Last year, our second visit to the fair, we knew what to expect and Abigail had her first ride on a carousel and LOVED it!! (Did I mention all the rides are free ... probably another surprise to the Brits ... as it really surprised us!) This year, the 160th Coshocton County Fair, we were looking forward to it and Abigail, now 3, was really excited and as well as walking up and down all the animals barns, you can see she thought the rides were great! 

Another element of the fair is the food ... although we're familiar with burgers and hot dogs there are endless opportunities to buy corndogs, elephant ears, funnel cakes ... and anything deep fried including oreos! While they may sound like the norm to Americans ... we had no idea what they were or what to expect when we bought them. We are now slowly sampling the native 'delicacies' ... but the deep fried theme makes them difficult to stomach more than once every couple of months! One thing that really amused us this year was spotting the chance to buy deep-fried veggies ...  I guess this is the 'healthy' option!

If all goes to plan we will have moved on to another continent and set of traditions by the time the fair comes around next year but if that's delayed I'm sure we'll all enjoy the experience once again in 2012!

Monday, October 3

It's not what you say ...

It's not what you say ... but how you say it! 

Advice so true throughout life ... but more amusing when you listen to the little people trying to express themselves!! Abigail is such a chatterbox at the moment and is mad about talking, reading and writing. I can't tell you how many times I've had to write out the alphabet in dots for her to 'write her letters' as she she puts it!

Singing the alphabet is also a favourite pastime right now ... but as with many children I've heard, while most letters have their own sound L, M, N, O and P become one long sound and almost one letter in it's own right!!

I read recently in a parenting magazine that if by the age of three your child doesn't have 20-30 words that they use regularly they may have some developmental problems ... we definitely don't have that issue here. What I find most endearing is the way Abigail has changed some words and phrases to develop her own little way of saying things ... and I know I'll be sad when the day comes and she corrects herself and they all slowly disappear!

Here are just some of her little words and phrases that make me smile ... Complete with translation if it's not immediately obvious!! Sadly some have already disappeared.

  • Abi dude it - Abi do it
  • socks-sidge - sausage
  • lie-lin - lion
  • colour-ling - colouring
  • efferlent - elephant
  • What it is? - What is it?
  • It's looking a bit 'froggy' outside - foggy
  • Wha' you say? - What did you say?
  • Bye bye bodies - bye everybody
  • I've got a 'nogey' - bogey
  • I can't how to do it  - I don't know how to do it
  • No please mummy - no thank you mummy
  • The last day - the other day or last time

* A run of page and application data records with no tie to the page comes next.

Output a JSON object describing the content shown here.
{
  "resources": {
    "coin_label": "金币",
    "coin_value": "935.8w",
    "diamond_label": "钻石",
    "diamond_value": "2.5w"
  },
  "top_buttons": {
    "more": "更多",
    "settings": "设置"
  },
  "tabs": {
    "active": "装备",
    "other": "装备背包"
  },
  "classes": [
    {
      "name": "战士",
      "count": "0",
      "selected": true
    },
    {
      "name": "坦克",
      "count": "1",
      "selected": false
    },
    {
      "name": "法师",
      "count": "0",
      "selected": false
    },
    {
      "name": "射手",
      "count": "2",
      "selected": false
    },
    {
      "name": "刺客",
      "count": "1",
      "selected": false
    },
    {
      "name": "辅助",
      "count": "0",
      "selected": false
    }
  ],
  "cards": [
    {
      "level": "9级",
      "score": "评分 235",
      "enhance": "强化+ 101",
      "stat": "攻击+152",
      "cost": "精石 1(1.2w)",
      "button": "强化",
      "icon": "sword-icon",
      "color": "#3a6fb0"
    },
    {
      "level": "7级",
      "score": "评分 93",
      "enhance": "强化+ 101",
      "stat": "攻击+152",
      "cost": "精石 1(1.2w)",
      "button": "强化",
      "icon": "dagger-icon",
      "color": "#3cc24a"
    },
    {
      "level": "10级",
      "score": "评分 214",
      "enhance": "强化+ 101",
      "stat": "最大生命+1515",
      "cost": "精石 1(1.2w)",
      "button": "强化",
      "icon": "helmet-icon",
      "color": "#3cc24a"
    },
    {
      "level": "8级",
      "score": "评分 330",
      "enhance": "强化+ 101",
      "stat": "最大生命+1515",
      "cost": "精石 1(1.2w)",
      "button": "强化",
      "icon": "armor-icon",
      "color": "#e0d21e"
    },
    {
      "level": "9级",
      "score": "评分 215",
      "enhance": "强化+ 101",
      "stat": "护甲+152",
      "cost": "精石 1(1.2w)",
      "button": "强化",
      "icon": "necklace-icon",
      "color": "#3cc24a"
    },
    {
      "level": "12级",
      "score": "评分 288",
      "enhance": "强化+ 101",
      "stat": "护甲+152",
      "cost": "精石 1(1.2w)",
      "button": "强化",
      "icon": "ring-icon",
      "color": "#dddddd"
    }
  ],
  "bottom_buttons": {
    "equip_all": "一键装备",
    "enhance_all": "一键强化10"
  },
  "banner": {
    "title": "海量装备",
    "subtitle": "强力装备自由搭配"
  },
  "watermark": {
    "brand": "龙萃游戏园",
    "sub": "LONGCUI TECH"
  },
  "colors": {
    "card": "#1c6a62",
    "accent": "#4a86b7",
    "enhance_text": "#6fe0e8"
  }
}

After just a week of coming home from the hospital, Naomi was renamed 'Nomi' by Abigail ... that one has stuck for her and the rest of us ... I can see Naomi going through her whole life being called Nomi by her nearest and dearest now thanks to her big sister!!